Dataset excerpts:
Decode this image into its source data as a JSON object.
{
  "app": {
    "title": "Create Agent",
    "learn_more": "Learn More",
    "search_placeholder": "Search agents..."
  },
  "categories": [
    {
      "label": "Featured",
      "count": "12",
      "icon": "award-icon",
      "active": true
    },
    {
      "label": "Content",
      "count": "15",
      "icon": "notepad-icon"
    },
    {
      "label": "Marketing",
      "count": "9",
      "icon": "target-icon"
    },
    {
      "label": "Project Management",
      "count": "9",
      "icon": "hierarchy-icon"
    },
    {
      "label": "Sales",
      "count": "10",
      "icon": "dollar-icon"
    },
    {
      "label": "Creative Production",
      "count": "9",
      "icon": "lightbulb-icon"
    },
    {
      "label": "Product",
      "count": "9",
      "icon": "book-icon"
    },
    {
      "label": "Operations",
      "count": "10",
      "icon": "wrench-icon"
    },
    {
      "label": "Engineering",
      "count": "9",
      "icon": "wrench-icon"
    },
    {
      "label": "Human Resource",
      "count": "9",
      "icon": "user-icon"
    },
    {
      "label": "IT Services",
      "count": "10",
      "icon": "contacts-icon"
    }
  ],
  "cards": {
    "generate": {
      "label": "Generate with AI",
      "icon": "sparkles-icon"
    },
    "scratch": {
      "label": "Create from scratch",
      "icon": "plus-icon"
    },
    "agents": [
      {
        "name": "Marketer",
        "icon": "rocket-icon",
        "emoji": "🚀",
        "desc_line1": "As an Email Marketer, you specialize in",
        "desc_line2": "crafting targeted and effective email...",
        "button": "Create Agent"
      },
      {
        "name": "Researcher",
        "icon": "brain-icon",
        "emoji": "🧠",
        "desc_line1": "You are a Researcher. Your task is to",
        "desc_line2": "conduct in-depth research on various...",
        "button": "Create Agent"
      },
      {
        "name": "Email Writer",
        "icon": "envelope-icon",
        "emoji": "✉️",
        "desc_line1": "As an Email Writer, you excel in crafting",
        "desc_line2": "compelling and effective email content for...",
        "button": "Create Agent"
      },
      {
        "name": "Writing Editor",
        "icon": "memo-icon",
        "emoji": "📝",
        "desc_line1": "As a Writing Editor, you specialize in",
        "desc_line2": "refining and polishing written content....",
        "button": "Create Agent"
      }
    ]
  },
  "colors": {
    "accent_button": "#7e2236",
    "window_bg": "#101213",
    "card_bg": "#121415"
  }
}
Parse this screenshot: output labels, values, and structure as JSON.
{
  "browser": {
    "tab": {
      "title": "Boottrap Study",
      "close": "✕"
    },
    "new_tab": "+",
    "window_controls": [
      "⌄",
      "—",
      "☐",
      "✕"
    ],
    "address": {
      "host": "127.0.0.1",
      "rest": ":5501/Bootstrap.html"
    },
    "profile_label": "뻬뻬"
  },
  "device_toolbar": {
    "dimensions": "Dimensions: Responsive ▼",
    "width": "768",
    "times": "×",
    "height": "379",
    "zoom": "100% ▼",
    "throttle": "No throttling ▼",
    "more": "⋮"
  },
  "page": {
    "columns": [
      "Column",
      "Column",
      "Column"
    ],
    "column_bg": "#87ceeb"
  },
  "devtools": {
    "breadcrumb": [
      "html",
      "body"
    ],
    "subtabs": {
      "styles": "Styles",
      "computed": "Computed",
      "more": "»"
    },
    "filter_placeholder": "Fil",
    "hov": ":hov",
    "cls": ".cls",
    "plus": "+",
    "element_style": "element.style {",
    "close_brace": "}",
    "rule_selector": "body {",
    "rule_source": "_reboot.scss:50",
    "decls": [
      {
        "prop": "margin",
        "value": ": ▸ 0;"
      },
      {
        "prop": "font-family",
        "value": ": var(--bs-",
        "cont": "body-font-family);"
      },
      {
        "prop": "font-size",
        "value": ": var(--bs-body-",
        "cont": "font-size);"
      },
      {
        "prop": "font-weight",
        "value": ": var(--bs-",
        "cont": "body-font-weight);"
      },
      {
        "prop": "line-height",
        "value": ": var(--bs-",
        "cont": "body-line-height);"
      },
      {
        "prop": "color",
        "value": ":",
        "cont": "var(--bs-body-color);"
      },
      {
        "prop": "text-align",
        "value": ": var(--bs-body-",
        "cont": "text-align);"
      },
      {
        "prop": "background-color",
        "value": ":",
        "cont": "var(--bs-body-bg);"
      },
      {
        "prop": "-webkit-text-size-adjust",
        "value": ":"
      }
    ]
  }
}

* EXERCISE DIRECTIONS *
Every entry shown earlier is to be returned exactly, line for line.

* WRITTEN RESPONSE *
Decode this image into its source data as a JSON object.
{
  "app": {
    "title": "Create Agent",
    "learn_more": "Learn More",
    "search_placeholder": "Search agents..."
  },
  "categories": [
    {
      "label": "Featured",
      "count": "12",
      "icon": "award-icon",
      "active": true
    },
    {
      "label": "Content",
      "count": "15",
      "icon": "notepad-icon"
    },
    {
      "label": "Marketing",
      "count": "9",
      "icon": "target-icon"
    },
    {
      "label": "Project Management",
      "count": "9",
      "icon": "hierarchy-icon"
    },
    {
      "label": "Sales",
      "count": "10",
      "icon": "dollar-icon"
    },
    {
      "label": "Creative Production",
      "count": "9",
      "icon": "lightbulb-icon"
    },
    {
      "label": "Product",
      "count": "9",
      "icon": "book-icon"
    },
    {
      "label": "Operations",
      "count": "10",
      "icon": "wrench-icon"
    },
    {
      "label": "Engineering",
      "count": "9",
      "icon": "wrench-icon"
    },
    {
      "label": "Human Resource",
      "count": "9",
      "icon": "user-icon"
    },
    {
      "label": "IT Services",
      "count": "10",
      "icon": "contacts-icon"
    }
  ],
  "cards": {
    "generate": {
      "label": "Generate with AI",
      "icon": "sparkles-icon"
    },
    "scratch": {
      "label": "Create from scratch",
      "icon": "plus-icon"
    },
    "agents": [
      {
        "name": "Marketer",
        "icon": "rocket-icon",
        "emoji": "🚀",
        "desc_line1": "As an Email Marketer, you specialize in",
        "desc_line2": "crafting targeted and effective email...",
        "button": "Create Agent"
      },
      {
        "name": "Researcher",
        "icon": "brain-icon",
        "emoji": "🧠",
        "desc_line1": "You are a Researcher. Your task is to",
        "desc_line2": "conduct in-depth research on various...",
        "button": "Create Agent"
      },
      {
        "name": "Email Writer",
        "icon": "envelope-icon",
        "emoji": "✉️",
        "desc_line1": "As an Email Writer, you excel in crafting",
        "desc_line2": "compelling and effective email content for...",
        "button": "Create Agent"
      },
      {
        "name": "Writing Editor",
        "icon": "memo-icon",
        "emoji": "📝",
        "desc_line1": "As a Writing Editor, you specialize in",
        "desc_line2": "refining and polishing written content....",
        "button": "Create Agent"
      }
    ]
  },
  "colors": {
    "accent_button": "#7e2236",
    "window_bg": "#101213",
    "card_bg": "#121415"
  }
}
Parse this screenshot: output labels, values, and structure as JSON.
{
  "browser": {
    "tab": {
      "title": "Boottrap Study",
      "close": "✕"
    },
    "new_tab": "+",
    "window_controls": [
      "⌄",
      "—",
      "☐",
      "✕"
    ],
    "address": {
      "host": "127.0.0.1",
      "rest": ":5501/Bootstrap.html"
    },
    "profile_label": "뻬뻬"
  },
  "device_toolbar": {
    "dimensions": "Dimensions: Responsive ▼",
    "width": "768",
    "times": "×",
    "height": "379",
    "zoom": "100% ▼",
    "throttle": "No throttling ▼",
    "more": "⋮"
  },
  "page": {
    "columns": [
      "Column",
      "Column",
      "Column"
    ],
    "column_bg": "#87ceeb"
  },
  "devtools": {
    "breadcrumb": [
      "html",
      "body"
    ],
    "subtabs": {
      "styles": "Styles",
      "computed": "Computed",
      "more": "»"
    },
    "filter_placeholder": "Fil",
    "hov": ":hov",
    "cls": ".cls",
    "plus": "+",
    "element_style": "element.style {",
    "close_brace": "}",
    "rule_selector": "body {",
    "rule_source": "_reboot.scss:50",
    "decls": [
      {
        "prop": "margin",
        "value": ": ▸ 0;"
      },
      {
        "prop": "font-family",
        "value": ": var(--bs-",
        "cont": "body-font-family);"
      },
      {
        "prop": "font-size",
        "value": ": var(--bs-body-",
        "cont": "font-size);"
      },
      {
        "prop": "font-weight",
        "value": ": var(--bs-",
        "cont": "body-font-weight);"
      },
      {
        "prop": "line-height",
        "value": ": var(--bs-",
        "cont": "body-line-height);"
      },
      {
        "prop": "color",
        "value": ":",
        "cont": "var(--bs-body-color);"
      },
      {
        "prop": "text-align",
        "value": ": var(--bs-body-",
        "cont": "text-align);"
      },
      {
        "prop": "background-color",
        "value": ":",
        "cont": "var(--bs-body-bg);"
      },
      {
        "prop": "-webkit-text-size-adjust",
        "value": ":"
      }
    ]
  }
}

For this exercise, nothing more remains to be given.